Power in My Blood: corporeal Sovereignty through the Praxis of an Indigenous Eroticanalysis

  • Author / Creator
    Bear, Tracy L
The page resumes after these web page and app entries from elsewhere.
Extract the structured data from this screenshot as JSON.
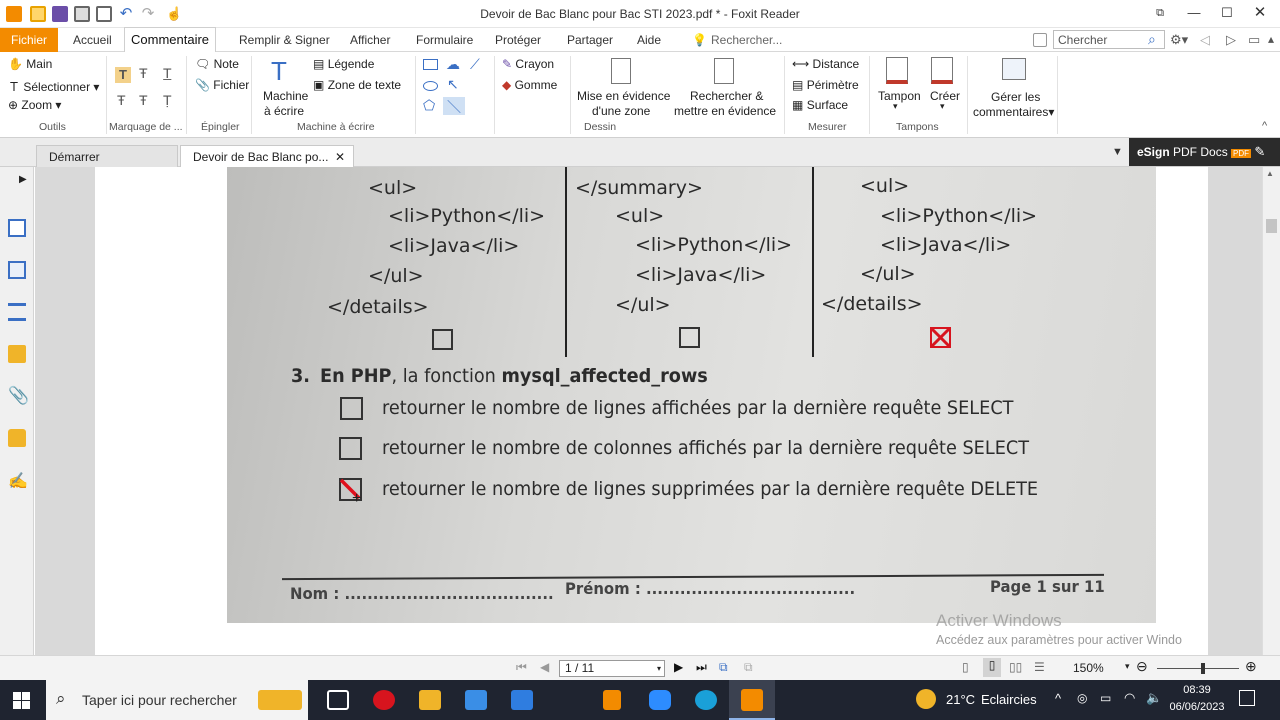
{
  "window": {
    "title": "Devoir de Bac Blanc pour Bac STI 2023.pdf * - Foxit Reader"
  },
  "ribbon_tabs": [
    "Fichier",
    "Accueil",
    "Commentaire",
    "Remplir & Signer",
    "Afficher",
    "Formulaire",
    "Protéger",
    "Partager",
    "Aide"
  ],
  "tell_me": "Rechercher...",
  "search": {
    "placeholder": "Chercher"
  },
  "ribbon": {
    "outils": {
      "main": "Main",
      "select": "Sélectionner",
      "zoom": "Zoom",
      "group": "Outils"
    },
    "marquage": {
      "group": "Marquage de ..."
    },
    "epingler": {
      "note": "Note",
      "fichier": "Fichier",
      "group": "Épingler"
    },
    "machine": {
      "label1": "Machine",
      "label2": "à écrire",
      "legende": "Légende",
      "zone": "Zone de texte",
      "group": "Machine à écrire"
    },
    "dessin": {
      "crayon": "Crayon",
      "gomme": "Gomme",
      "mise1": "Mise en évidence",
      "mise2": "d'une zone",
      "rech1": "Rechercher &",
      "rech2": "mettre en évidence",
      "group": "Dessin"
    },
    "mesurer": {
      "distance": "Distance",
      "perimetre": "Périmètre",
      "surface": "Surface",
      "group": "Mesurer"
    },
    "tampons": {
      "tampon": "Tampon",
      "creer": "Créer",
      "group": "Tampons"
    },
    "gerer": {
      "label1": "Gérer les",
      "label2": "commentaires"
    }
  },
  "doc_tabs": {
    "start": "Démarrer",
    "current": "Devoir de Bac Blanc po..."
  },
  "esign": {
    "label_bold": "eSign",
    "label": "PDF Docs",
    "badge": "PDF"
  },
  "document": {
    "col1": [
      "<ul>",
      "<li>Python</li>",
      "<li>Java</li>",
      "</ul>",
      "</details>"
    ],
    "col2": [
      "</summary>",
      "<ul>",
      "<li>Python</li>",
      "<li>Java</li>",
      "</ul>"
    ],
    "col3": [
      "<ul>",
      "<li>Python</li>",
      "<li>Java</li>",
      "</ul>",
      "</details>"
    ],
    "q3_num": "3.",
    "q3_lead": "En PHP",
    "q3_mid": ", la fonction ",
    "q3_func": "mysql_affected_rows",
    "options": [
      "retourner le nombre de lignes affichées par la dernière requête SELECT",
      "retourner le nombre de colonnes affichés par  la dernière requête SELECT",
      "retourner le nombre de lignes supprimées par la dernière requête DELETE"
    ],
    "footer_nom": "Nom : .....................................",
    "footer_prenom": "Prénom : .....................................",
    "footer_page": "Page 1 sur 11"
  },
  "status": {
    "page": "1 / 11",
    "zoom": "150%"
  },
  "activate": {
    "line1": "Activer Windows",
    "line2": "Accédez aux paramètres pour activer Windo"
  },
  "taskbar": {
    "search": "Taper ici pour rechercher",
    "weather_temp": "21°C",
    "weather_desc": "Eclaircies",
    "time": "08:39",
    "date": "06/06/2023"
  },
  "colors": {
    "brand_orange": "#f38b00",
    "taskbar": "#1f2430",
    "check_red": "#d7141e"
  }
}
  • This dissertation explores how Indigenous articulations of sensuality, sexuality and gender form erotic expressions and act as decolonizing mechanisms. I address the question, “If this is my body, where are my stories?” by arguing for the recovery and what I call the practice of an Indigenous eroticanalysis as a reclamation of sovereignty over our Indigenous bodies. The condemnatory language of historical settler accounts suggests that the criminalization of Indigenous sexualities and genders began at first contact. Any freedoms or diversities of Indigenous sexuality and gender were silenced with colonial language steeped in sexual sin, shame, and perversity. The damnation of Indigenous bodies led to the colonial invocation of “terra nullius” meaning “empty lands” to justify the theft, possession, and exploitation of Indigenous territories. Today, retaining ownership of Indigenous lands depends upon the acceptance of patriarchal social structures, including the male/female gender binary structure. I examine the Indigenous erotic as a rewriting of Indigenous bodies in which sexuality, gender, and desire are a source of power and knowledge. Engaging in an Indigenous research method, a Nehiyaw’iskwew strategy of inquiry, Power in My Blood investigates a compilation of erotic poetry, visual art, a play, a memorial art installation and two novels. My primary research conducts an eroticanalysis of the Windigo-killer Niska in a novel by Joseph Boyden (Anishnaabe and Scottish heritage), Three Day Road, and of the Redthorn Warrior Tarsa’deshae in Daniel Heath Justice’s (Cherokee) sci-fi fantasy trilogy, Kynship. The eroticanalysis of these works reimagines and expands definitions of Indigenous gender and sexuality, and functions as a potential resource for decolonization.

  • Subjects / Keywords
  • Graduation date
  • Type of Item
  • Degree
    Doctor of Philosophy
  • DOI
  • License
    This thesis is made available by the University of Alberta Libraries with permission of the copyright owner solely for non-commercial purposes. This thesis, or any portion thereof, may not otherwise be copied or reproduced without the written consent of the copyright owner, except to the extent permitted by Canadian copyright law.
  • Language
  • Institution
    University of Alberta
  • Degree level
  • Department
    • Department of English and Film Studies
  • Specialization
    • English
  • Supervisor / co-supervisor and their department(s)
    • Martin, Keavy (English and Film Studies)
  • Examining committee members and their departments
    • Kermoal, Nathalie (Native Studies)
    • Powell, Malea (Dept. of Writing, Rhetoric & American Cultures)
    • Stewart, Christine (English and Film Studies)
    • Williamson, Janice (English and Film Studies)
    • Bielawski, Ellen (Native Studies)